The Berean Archive is run like an open source software project. The whole site (all code and articles) is hosted on GitHub and we use pull requests to accept additions, improvements, and corrections. See the contributing guidelines for details.
All original content on the Berean Archive is placed under the CC0 "Public Domain" license and is published on GitHub. This means you can take this article's code and content and do whatever you want with it. If you're not happy with how we run things, you can even clone the entire website as your own and charge people to access it.
Although that'd be silly because we already publish it for free. Yet legally we'd have no recourse against you. And you may run into trouble with other people if your use of third party stuff no longer falls under fair use.
I am not a lawyer and this does not constitute legal advice.

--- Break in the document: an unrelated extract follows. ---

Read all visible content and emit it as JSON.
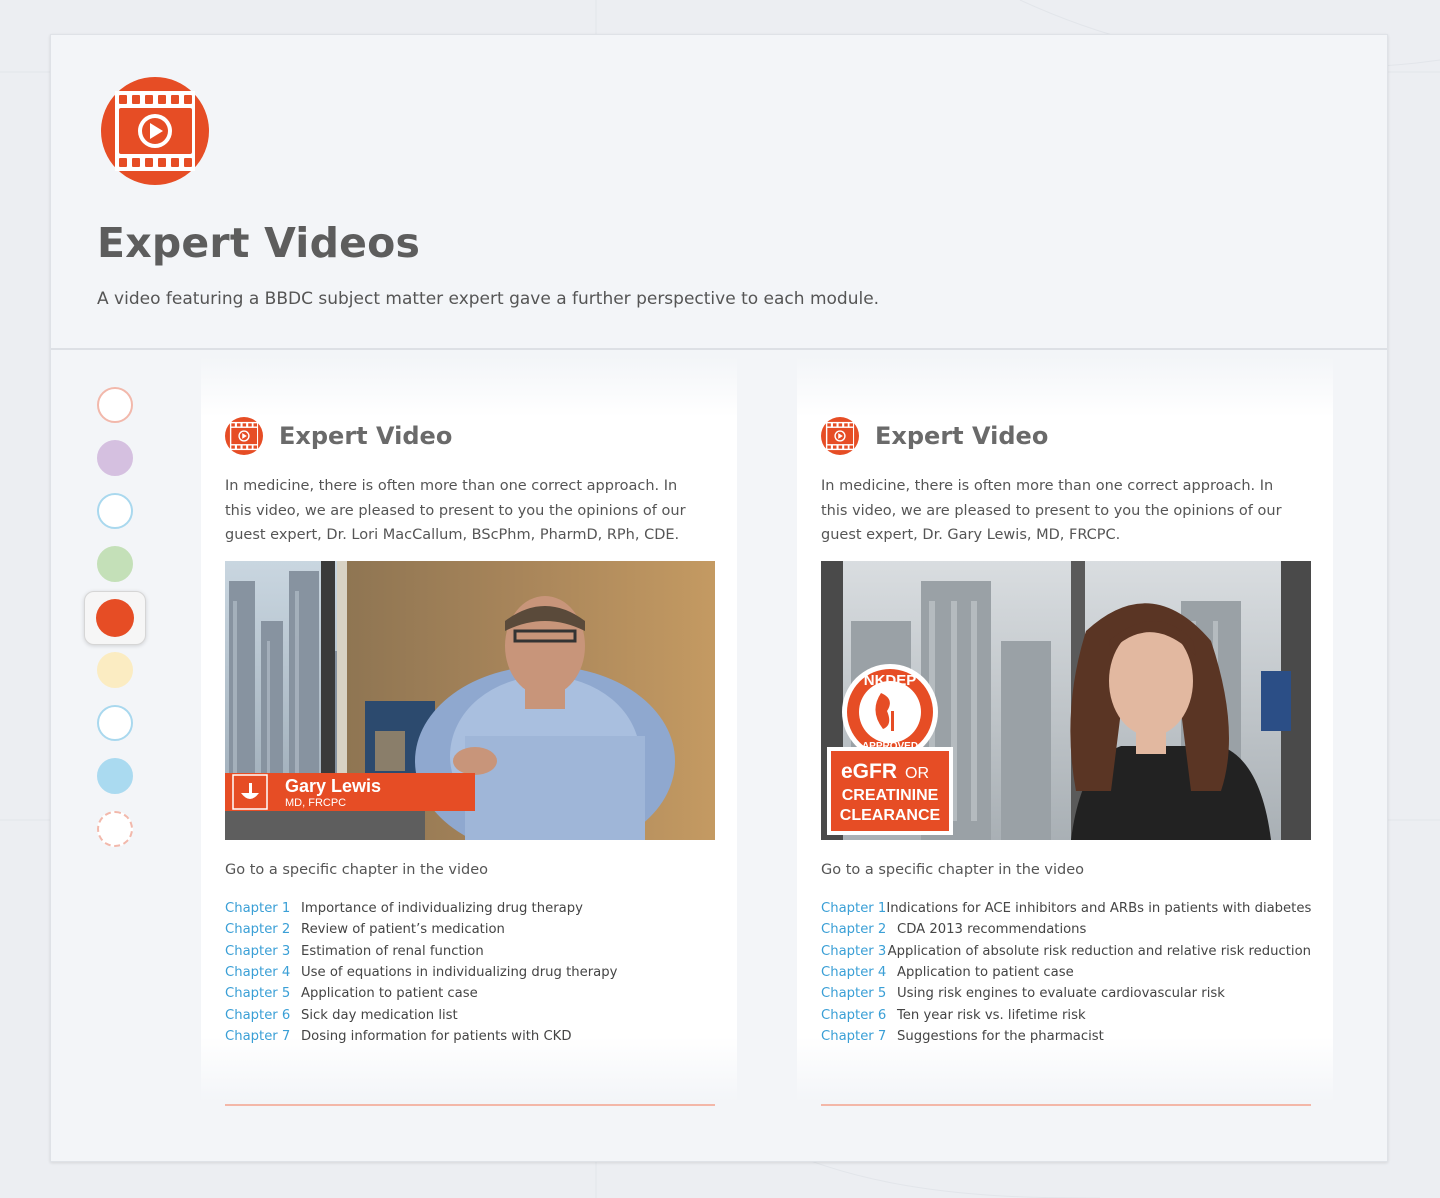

Topics in scope: Philosophical arguments for God. Epistemology, teleological (design) arguments, evolution, common descent, age of the earth, ark logistics, Old and New Testament reliability, the problem of evil, slavery in the old testament, gospel reliability, the resurrection. Islam, Mormonism, The Trinity, Buddhism. The efficacy of Christian ethics. Abortion. Basically any topic where Christian and non-Christian worldviews clash.
Topics out of scope: Economic policy, foreign affairs, dealing with various spiritual/emotional issues, blog-ish posts, in-house Christian debates unrelated to apologetics.
The Internet is a strange, dangerous, and permanent place. I go by John Berea here, which is not my real name. I run this website and serve as a benevelont dictator deciding what content is allowed. That's all you need to know about me.
The goal is to have many other people contribute to this site. What they reveal about themselves is up to them.
This site doesn't take a position on the age of the earth. I don't take a position. We just present the data and see where it goes. If you want to argue for one side or the other, talk with us and submit an article.